Two senior public service leaders will discuss the ways they have worked through the review process and the important lessons they have taken from the review process: Secretary for Transport and Chief Executive of the Ministry of Transport Peter Mersi and Chief Executive of Oranga Tamariki, Ministry for Children Gráinne Moss.
Find out more and register here.
Effective Engagement with Māori
Our next Effective Engagement with Māori workshop is scheduled for October in Wellington.
The workshop is designed to help public service professionals gain a greater understanding of Te Ao Māori (Māori world view) and Te Tiriti o Waitangi, and provides practical tools and techniques for effectively engaging with Māori.
Find out more and register here.
WHAT WE'RE READING
The Society for Local Government Managers (SOLGM) have produced a thought-provoking document outlining five critical transitions for us all to navigate. The challenge is focused on local government, and communities, but these transitions will impact all public sector professionals and the New Zealanders they serve.
These transitions are to:
For each transition there is helpful information about assumptions which may underpin our current way of operating and how these assumptions need to change. There are some good examples for systems setting required for the future and new ways of doing things.
This does not present simple answers. This publication does a much more important thing. It encourages everyone to question and renew assumptions, put into action different ways of doing things and to develop solutions together. Great work SOLGM. You can read the full document here
What We're Watching
We’ve been thinking lately about unconscious bias, the impact this has in our workplaces and how we can overcome it - and will be talking about this more in future months. In the meantime, we’ve seen some good videos that we’d recommend to anyone wanting to know more about unconscious bias with ideas on how to reduce its negative impact.
Please Stay In-Touch With Us
IPANZ is upping our presence on social media to give you more ways to find out about our events and receive helpful information from us. If you’re not already connected with us, please follow our new page on LinkedIn.
If you found this update useful, please share it with your friends and colleagues. We’re always looking to reach more people with our news, events and insights. If you have friends and colleagues in Christchurch or Auckland, we would be particularly happy to hear from them.
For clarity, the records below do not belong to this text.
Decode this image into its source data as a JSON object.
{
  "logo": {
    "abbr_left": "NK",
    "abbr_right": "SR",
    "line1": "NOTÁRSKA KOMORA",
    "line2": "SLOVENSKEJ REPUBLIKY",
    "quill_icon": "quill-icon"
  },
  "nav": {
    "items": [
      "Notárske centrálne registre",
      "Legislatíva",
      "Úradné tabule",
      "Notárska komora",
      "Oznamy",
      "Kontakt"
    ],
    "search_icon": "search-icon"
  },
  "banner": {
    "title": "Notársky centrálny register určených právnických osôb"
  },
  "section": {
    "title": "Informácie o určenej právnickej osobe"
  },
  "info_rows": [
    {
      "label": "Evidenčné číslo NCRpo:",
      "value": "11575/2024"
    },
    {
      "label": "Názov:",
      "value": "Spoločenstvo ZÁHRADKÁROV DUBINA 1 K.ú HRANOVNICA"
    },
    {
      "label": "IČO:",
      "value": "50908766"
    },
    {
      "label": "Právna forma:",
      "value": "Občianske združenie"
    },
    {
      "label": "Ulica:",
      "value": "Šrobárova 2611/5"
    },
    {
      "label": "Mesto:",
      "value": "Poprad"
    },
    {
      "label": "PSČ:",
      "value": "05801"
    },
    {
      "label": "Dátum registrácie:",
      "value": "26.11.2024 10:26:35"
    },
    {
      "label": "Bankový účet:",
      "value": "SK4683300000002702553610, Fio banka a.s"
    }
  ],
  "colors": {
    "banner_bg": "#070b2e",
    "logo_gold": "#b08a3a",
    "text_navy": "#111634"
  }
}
And if you’ve received this update indirectly and would like to sign up to our mailing list, email us at firstname.lastname@example.org